Folks can disagree about the tone or content of the bishops' statement on religious liberty. I was struck, though, by this component of the "partisan" charge (noted more broadly by Mike Moreland a few days ago) from the Commonweal editors:
Religious freedom “ought not to be a partisan issue,” the bishops declare. They are absolutely right. If defending religious freedom becomes a partisan issue or, worse, an electoral ploy, it will engender enormous cynicism in an electorate in which a significant majority of voters already think religion is too politicized. Unfortunately, the bishops’ statement and proposal for public action are likely to increase that possibility. This initiative is being launched during an election year in which one party has assumed the mantle of faith and charges the other with attacking religion. The bishops need to do much more to prevent their national campaign from becoming a not-very-covert rallying point for the Republican Party and its candidates. If that happens, it is the church and the cause of religious freedom that will suffer.

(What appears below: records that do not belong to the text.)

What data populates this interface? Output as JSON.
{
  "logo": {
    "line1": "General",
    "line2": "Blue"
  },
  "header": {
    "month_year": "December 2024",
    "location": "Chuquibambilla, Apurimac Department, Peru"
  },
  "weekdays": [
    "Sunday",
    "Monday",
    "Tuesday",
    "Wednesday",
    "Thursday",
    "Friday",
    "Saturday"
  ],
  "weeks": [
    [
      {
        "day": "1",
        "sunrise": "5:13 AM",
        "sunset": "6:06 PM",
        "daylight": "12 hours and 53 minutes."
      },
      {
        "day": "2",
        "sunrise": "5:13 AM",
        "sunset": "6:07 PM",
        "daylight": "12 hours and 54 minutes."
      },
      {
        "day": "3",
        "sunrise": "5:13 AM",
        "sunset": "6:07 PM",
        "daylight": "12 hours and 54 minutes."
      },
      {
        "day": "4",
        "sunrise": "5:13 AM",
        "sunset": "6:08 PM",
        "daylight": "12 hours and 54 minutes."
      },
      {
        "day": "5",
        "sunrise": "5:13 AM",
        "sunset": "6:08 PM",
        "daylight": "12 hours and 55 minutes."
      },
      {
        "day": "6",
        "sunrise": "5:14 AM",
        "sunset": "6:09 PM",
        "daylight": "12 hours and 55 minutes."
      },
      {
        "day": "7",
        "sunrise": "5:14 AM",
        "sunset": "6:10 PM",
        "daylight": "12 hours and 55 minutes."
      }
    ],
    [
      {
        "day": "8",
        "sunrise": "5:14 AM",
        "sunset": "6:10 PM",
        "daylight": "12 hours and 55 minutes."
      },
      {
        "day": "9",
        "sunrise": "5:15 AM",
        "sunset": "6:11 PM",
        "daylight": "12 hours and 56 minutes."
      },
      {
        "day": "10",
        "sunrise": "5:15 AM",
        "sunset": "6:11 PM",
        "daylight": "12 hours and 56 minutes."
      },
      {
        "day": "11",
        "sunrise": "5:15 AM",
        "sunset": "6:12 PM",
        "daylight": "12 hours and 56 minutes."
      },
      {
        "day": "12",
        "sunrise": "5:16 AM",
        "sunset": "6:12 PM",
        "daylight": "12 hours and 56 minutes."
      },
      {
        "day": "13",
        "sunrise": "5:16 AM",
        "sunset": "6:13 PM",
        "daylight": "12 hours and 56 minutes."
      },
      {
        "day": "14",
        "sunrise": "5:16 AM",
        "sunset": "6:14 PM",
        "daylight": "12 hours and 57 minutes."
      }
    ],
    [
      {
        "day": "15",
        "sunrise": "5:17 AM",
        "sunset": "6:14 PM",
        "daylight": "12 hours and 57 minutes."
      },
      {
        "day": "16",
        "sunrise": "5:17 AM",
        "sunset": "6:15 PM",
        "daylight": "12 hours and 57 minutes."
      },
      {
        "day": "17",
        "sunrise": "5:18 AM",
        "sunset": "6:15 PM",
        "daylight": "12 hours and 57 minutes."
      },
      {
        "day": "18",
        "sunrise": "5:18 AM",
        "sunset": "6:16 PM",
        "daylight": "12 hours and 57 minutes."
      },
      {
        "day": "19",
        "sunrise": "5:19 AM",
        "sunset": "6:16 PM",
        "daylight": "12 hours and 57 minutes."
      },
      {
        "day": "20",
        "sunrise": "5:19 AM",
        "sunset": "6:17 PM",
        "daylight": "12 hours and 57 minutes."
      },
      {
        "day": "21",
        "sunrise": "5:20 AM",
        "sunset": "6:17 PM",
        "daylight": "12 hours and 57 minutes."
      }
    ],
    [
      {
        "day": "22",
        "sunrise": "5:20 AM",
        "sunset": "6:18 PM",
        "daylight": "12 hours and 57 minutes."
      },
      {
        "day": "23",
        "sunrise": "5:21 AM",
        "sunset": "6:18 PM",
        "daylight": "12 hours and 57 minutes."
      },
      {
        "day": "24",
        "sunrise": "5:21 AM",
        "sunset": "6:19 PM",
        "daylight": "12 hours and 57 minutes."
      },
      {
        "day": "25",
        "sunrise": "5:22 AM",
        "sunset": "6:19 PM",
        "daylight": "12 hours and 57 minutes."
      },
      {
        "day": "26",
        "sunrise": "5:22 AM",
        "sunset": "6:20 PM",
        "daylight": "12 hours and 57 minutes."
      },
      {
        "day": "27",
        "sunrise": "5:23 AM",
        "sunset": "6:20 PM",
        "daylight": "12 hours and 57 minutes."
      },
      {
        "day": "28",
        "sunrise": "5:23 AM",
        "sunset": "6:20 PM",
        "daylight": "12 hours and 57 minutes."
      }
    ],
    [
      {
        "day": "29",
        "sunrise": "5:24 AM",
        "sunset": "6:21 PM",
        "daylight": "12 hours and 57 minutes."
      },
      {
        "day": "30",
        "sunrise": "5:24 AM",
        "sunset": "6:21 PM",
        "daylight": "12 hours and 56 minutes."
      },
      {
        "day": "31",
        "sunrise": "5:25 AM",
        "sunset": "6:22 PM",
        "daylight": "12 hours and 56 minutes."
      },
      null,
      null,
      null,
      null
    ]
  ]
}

I'm pretty sure that the bishops would have preferred that 2012 not be a year that has seen the erosion of religious liberty on several distinct fronts. The fact that this is an election year is beside the point, and the fact that one party may have more aggressively claimed the mantle of faith (for good or for ill) does not change the facts on the ground regarding religious liberty. If the bishops take a partisan tone, that's fair game for criticism -- and I agree with the editors that the bishops' failure to flag the recent spate of anti-Sharia initiatives is a regrettable oversight -- but the fact that they saw fit to issue a statement in the same year as a presidential election is a strange objection to raise. Unless legislatures and government agencies are going to avoid actions that encroach on religious liberty in an election year, defenders of religious liberty can't take the year off. If there are specific assertions in the statement that can be construed as partisan, let's talk about them and not rely on vague references to timing as the source of a heightened -- perhaps insurmountable? -- standard for proving nonpartisanship.